● **TASK TO CARRY OUT**:
Your task is to filter the data below down to the lines holding "JSON".

───── DATA EXTRACTS

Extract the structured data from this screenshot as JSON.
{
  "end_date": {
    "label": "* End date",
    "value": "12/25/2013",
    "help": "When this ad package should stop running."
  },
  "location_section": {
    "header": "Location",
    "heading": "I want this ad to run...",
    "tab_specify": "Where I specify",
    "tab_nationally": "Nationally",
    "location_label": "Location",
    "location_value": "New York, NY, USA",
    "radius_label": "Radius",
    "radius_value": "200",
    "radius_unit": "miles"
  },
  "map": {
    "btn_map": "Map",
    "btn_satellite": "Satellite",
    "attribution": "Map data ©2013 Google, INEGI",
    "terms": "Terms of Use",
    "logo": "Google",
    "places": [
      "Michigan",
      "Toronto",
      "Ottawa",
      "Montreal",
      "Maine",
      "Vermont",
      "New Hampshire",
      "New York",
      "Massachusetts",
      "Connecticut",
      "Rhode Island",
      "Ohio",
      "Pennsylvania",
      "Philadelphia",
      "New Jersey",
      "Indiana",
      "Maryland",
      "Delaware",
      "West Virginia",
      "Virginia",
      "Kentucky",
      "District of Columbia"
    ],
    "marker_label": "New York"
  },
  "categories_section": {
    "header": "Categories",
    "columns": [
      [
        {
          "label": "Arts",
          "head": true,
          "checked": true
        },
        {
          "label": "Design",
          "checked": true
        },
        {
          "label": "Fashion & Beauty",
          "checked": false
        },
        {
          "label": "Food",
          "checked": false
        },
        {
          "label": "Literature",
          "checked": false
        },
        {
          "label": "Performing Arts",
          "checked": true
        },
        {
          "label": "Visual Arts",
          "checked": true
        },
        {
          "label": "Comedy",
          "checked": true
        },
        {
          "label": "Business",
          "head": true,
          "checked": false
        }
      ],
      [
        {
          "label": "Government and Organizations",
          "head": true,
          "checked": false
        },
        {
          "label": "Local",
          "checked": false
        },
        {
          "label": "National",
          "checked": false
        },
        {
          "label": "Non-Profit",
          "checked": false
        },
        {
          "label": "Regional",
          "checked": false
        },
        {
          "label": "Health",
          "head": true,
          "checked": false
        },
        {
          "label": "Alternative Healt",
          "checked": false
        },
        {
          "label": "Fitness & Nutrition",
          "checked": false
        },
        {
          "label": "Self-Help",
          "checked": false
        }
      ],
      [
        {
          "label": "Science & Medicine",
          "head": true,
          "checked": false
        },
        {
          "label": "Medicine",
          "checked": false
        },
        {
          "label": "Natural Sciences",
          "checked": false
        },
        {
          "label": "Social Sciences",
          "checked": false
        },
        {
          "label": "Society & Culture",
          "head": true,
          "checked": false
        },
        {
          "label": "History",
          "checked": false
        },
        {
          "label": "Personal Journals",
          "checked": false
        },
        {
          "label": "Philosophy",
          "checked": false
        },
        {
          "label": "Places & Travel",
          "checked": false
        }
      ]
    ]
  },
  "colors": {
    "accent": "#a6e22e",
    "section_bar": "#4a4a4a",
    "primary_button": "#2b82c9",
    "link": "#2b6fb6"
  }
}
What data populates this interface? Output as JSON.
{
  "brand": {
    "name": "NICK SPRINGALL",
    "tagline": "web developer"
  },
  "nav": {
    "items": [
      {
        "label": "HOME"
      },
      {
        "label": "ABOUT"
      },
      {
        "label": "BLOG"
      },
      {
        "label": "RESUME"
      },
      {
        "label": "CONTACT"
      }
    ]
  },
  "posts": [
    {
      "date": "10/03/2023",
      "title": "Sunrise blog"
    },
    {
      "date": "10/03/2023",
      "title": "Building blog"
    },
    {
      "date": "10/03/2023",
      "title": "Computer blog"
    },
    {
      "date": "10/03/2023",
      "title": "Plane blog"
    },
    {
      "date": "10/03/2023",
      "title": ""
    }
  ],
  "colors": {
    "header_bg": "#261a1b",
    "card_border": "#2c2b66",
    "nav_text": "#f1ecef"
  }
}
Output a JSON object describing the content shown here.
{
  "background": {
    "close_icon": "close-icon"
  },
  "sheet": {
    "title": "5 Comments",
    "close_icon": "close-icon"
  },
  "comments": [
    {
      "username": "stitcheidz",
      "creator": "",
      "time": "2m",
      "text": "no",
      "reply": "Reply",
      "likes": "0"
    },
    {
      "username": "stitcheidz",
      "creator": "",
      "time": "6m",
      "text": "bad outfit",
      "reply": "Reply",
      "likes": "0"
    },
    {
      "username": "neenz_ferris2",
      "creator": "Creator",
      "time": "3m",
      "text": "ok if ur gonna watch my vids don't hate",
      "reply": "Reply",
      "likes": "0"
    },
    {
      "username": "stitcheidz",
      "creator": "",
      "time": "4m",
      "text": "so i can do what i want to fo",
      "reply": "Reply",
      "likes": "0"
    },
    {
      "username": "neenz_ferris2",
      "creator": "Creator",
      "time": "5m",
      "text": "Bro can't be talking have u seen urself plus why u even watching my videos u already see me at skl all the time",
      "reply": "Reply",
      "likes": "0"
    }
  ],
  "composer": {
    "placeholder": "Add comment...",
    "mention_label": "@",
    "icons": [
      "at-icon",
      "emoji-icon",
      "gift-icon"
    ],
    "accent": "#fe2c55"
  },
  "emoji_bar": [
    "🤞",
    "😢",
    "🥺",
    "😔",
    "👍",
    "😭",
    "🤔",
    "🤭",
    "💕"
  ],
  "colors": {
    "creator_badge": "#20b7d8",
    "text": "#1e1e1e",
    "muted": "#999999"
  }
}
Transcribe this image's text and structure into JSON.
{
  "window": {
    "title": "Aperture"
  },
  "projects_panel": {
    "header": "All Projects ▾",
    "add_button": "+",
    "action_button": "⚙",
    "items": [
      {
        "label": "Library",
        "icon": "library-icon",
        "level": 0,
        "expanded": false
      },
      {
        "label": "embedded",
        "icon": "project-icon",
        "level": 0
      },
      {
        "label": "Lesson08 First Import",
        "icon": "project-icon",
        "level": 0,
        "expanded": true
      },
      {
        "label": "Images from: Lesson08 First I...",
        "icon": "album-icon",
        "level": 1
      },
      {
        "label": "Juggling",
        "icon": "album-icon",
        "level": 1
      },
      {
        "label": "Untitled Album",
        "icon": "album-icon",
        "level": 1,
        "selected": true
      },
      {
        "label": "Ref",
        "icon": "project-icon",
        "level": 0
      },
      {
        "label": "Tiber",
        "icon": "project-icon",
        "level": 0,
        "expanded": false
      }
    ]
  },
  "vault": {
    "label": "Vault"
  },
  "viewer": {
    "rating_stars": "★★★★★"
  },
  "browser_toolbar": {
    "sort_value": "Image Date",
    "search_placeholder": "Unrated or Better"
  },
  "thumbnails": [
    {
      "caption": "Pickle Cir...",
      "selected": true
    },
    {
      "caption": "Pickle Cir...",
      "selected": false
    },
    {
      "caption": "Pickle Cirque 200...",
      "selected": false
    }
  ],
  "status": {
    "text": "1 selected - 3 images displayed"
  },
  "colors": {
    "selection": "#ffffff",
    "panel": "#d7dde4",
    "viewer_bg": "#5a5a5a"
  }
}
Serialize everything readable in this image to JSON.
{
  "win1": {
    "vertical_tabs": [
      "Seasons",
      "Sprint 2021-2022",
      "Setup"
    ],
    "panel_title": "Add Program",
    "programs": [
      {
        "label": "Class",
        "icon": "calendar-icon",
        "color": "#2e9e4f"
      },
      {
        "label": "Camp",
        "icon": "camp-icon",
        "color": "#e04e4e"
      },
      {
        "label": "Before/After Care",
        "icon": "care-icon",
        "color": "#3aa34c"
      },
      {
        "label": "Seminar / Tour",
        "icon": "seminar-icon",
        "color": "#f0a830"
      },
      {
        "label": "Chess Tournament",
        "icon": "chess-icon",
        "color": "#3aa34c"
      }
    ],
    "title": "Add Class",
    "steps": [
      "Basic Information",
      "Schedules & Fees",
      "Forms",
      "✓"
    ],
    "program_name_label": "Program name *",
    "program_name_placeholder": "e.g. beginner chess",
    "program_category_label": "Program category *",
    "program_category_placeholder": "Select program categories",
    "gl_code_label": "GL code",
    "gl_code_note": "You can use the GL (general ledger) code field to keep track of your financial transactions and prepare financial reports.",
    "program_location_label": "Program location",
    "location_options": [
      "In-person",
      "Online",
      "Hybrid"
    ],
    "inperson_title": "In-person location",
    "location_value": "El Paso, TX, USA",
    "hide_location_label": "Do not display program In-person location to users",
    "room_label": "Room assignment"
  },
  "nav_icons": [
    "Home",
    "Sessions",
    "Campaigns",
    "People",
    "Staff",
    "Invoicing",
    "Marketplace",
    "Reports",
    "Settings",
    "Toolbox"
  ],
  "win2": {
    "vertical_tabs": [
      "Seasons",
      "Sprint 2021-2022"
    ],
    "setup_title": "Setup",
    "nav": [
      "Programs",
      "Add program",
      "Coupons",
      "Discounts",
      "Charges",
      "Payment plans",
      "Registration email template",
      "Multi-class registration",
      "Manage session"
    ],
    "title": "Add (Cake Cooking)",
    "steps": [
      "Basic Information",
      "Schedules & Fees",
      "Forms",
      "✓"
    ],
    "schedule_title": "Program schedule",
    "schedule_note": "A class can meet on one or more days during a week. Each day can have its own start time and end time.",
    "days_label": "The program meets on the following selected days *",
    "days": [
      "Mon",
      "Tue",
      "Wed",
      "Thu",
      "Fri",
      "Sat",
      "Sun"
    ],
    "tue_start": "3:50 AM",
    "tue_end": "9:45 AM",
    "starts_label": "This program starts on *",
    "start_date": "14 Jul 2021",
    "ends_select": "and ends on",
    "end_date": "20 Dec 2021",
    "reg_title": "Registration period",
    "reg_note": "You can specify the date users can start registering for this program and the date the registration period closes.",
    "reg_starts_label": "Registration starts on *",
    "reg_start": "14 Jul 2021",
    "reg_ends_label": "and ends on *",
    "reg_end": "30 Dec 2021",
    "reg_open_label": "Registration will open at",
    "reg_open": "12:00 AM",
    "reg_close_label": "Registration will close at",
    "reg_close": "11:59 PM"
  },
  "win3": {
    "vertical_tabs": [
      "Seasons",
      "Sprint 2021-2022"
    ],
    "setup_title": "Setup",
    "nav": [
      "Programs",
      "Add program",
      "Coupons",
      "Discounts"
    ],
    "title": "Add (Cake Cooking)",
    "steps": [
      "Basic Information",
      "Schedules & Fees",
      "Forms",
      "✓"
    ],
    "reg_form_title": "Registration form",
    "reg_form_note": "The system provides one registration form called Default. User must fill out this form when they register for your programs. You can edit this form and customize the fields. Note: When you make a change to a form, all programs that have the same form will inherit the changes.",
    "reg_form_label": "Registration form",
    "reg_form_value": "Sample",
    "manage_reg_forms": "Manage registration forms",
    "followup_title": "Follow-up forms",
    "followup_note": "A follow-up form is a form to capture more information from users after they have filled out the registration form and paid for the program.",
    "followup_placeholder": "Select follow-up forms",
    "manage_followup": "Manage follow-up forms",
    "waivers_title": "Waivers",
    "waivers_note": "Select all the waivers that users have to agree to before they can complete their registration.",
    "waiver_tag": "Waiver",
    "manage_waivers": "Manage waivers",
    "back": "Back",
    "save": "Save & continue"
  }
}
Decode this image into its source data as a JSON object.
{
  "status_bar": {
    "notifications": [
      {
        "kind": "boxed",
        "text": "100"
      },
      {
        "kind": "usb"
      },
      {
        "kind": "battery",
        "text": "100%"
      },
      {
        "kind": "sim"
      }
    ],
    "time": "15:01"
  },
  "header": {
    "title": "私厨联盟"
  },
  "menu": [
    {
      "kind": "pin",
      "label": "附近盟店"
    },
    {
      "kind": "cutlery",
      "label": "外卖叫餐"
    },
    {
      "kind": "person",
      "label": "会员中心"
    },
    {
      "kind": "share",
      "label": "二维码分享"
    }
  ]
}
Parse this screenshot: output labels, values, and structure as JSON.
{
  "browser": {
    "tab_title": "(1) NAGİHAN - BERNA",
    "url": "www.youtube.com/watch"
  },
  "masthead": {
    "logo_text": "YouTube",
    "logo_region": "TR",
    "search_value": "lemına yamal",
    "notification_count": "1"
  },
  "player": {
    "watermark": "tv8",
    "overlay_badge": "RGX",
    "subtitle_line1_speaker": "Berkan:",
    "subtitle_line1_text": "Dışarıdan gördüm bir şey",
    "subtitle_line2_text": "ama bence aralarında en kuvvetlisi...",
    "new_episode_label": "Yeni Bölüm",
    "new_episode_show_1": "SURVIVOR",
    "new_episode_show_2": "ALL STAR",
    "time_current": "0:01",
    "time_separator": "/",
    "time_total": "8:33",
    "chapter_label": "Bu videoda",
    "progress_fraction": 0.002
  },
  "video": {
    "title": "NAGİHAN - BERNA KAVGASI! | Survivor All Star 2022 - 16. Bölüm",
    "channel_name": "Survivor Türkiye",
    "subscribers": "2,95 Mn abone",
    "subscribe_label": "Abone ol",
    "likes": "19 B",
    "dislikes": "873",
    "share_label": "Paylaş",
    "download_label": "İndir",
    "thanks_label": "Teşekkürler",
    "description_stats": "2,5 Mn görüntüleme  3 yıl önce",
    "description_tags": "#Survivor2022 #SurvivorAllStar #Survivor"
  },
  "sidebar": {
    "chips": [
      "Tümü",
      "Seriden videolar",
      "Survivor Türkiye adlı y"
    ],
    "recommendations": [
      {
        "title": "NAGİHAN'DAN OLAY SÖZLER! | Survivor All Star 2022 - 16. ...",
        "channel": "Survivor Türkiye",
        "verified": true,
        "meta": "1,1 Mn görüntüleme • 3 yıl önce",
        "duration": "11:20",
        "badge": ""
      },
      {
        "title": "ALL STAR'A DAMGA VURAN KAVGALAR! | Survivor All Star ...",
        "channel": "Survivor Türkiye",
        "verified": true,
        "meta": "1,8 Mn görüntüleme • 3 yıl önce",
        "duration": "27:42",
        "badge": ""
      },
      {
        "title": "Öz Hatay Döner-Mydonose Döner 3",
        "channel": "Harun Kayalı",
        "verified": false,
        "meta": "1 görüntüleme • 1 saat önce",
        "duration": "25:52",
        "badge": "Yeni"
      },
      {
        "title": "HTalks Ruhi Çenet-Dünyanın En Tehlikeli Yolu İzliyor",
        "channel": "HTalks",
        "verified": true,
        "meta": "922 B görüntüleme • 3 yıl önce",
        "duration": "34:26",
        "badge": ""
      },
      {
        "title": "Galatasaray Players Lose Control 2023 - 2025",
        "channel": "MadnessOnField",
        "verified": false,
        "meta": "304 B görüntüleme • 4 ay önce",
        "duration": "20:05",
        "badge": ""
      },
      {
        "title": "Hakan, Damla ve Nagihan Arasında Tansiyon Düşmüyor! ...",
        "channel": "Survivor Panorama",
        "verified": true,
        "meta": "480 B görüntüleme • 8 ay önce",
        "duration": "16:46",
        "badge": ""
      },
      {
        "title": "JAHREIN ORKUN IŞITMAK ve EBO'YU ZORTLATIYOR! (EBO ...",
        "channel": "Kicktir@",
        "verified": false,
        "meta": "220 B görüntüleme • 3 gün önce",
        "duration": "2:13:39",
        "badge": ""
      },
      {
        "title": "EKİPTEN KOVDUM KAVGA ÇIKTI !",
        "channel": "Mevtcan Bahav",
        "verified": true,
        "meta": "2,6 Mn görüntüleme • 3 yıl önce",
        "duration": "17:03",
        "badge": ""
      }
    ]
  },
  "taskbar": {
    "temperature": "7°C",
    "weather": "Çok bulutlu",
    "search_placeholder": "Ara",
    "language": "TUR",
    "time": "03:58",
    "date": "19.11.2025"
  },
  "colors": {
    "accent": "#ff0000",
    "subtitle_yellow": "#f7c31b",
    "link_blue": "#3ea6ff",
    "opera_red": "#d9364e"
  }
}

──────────

● **TASK OUTPUT**:
Extract the structured data from this screenshot as JSON.
What data populates this interface? Output as JSON.
Output a JSON object describing the content shown here.
Transcribe this image's text and structure into JSON.
Serialize everything readable in this image to JSON.
Decode this image into its source data as a JSON object.
Parse this screenshot: output labels, values, and structure as JSON.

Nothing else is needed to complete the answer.